The reason why many people stay away from the church is that they have looked the church over and do not especially like what they see. They see rules and regulation are more important than relationships and friendships; check off lists of what to do are more important than transforming lives; and see many in the church talk about faith, love and hope but do not live it.

George Barna tells the story of one veteran of the Church who had dropped out and was considering a return describe it this way: I probably wouldn’t know a good religious teaching from bad, of a great sermon from one that breaks every rule in the preaching manual. But I sure know nice people from jerks, and real people from hypocrites. I would stay at a church with lousy teaching but genuinely friendly people – people who got to know me and cared about me and respected my needs and boundaries – before I would stay at a place with perfect teaching and lousy people.

For most people not in churches, the intellectual or substantive emphasis is less meaningful than the emotional or relational emphasis of churches. The environment of the church – how formal or casual, how inviting or uninviting, how physically comfortable, how uplifting or negative the atmosphere – is remembered by those who visit churches. They then form opinions about the church based on the church’s environment, whether they return, stay, or go.

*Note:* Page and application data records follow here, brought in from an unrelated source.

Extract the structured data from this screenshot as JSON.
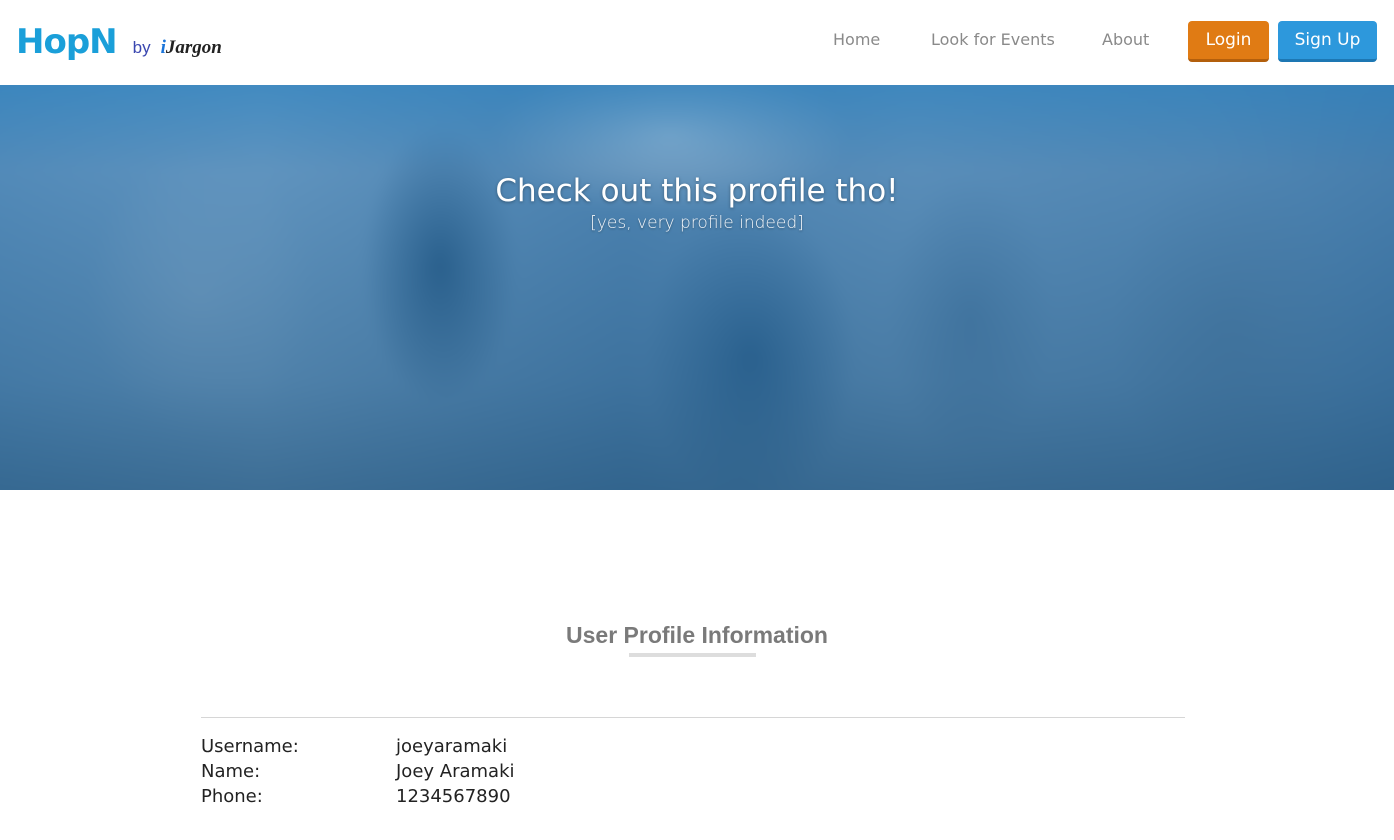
{
  "brand": {
    "logo": "HopN",
    "by": "by",
    "company_i": "i",
    "company_rest": "Jargon"
  },
  "nav": {
    "links": [
      "Home",
      "Look for Events",
      "About"
    ],
    "login_label": "Login",
    "signup_label": "Sign Up"
  },
  "hero": {
    "title": "Check out this profile tho!",
    "subtitle": "[yes, very profile indeed]"
  },
  "profile": {
    "section_title": "User Profile Information",
    "rows": [
      {
        "label": "Username:",
        "value": "joeyaramaki"
      },
      {
        "label": "Name:",
        "value": "Joey Aramaki"
      },
      {
        "label": "Phone:",
        "value": "1234567890"
      }
    ]
  },
  "colors": {
    "brand_blue": "#1a9fd9",
    "login_orange": "#e07b14",
    "signup_blue": "#2d98dc"
  }
}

The reason many churches remain small is because the members of those churches are comfortable in a small body. So each time someone new comes in it creates a huge discomfort for them. They may acts friendly and nice, but you can see the security of the known dissipate. As a result, they don’t invite people to church or encourage new people to get involved. In contrast, it is a common expectation of people who attend larger churches that they should invite their family, friends, coworkers, and neighbors. These larger churches are actively involved in the community, in which the church is located – doing service projects, attending meetings, participating in events, etc. They reach out into the community to find out what the issues are and try to address them – as an example of one church that found many families were dealing with potty training, so they put together workshop, classes, etc. to help the parents and children with potty training. This is what True Outreach is that the Board of Elders needs to be doing. Continually assessing the needs of the community and developing programs to meet those needs.

This brings people to the church and introduces them to the church in a nonreligious way. Although all the programs are based with scripture, they are more based on how Jesus would deal with the issue and inviting them into the Kingdom of God.

Here is a fairly common approach to dealing with visitors to churches that continue to grow and maintain their membership levels:

  • At least one of the Elders is available to meet with visitors after the service, talk with them about the church and introduce them to other members.
  • Within 48 hours of the service, the Elder and Pastor will send a letter of thanks to the visitor. In the letter, the Elder and Pastor will encourage the visitor to return and answer any questions that may have arisen during their meeting after the service.
  • On the Thursday or Friday of the visitor having attended worship, the visitor will get a call from the Elder that met with them. The Elder will thank the visitor for coming to church, ask if they have any question, and invite them to attend again on Sunday.
  • If the visitor does not return, the church continues to send mailings, emails, etc., usually for at least a year.
  • If the individual comes to a second service or event, then they are assigned a Deacon, who will visit the person’s home. The Deacon will then take over as the communications link between the church and the family. The idea at this stage is to get the person integrated into the life of the church. The Deacon takes on the role of a mentor.
  • Usually within six months of the person attending and being involved in the life of the Church, the person is asked to attend a membership class and join the church.

We wish to thank George Barna of the Barna Research Group, a full-service marketing research company that specializes in research for Christian ministries; and the Pew Research Institute for their efforts in gathering the data and information for the above content.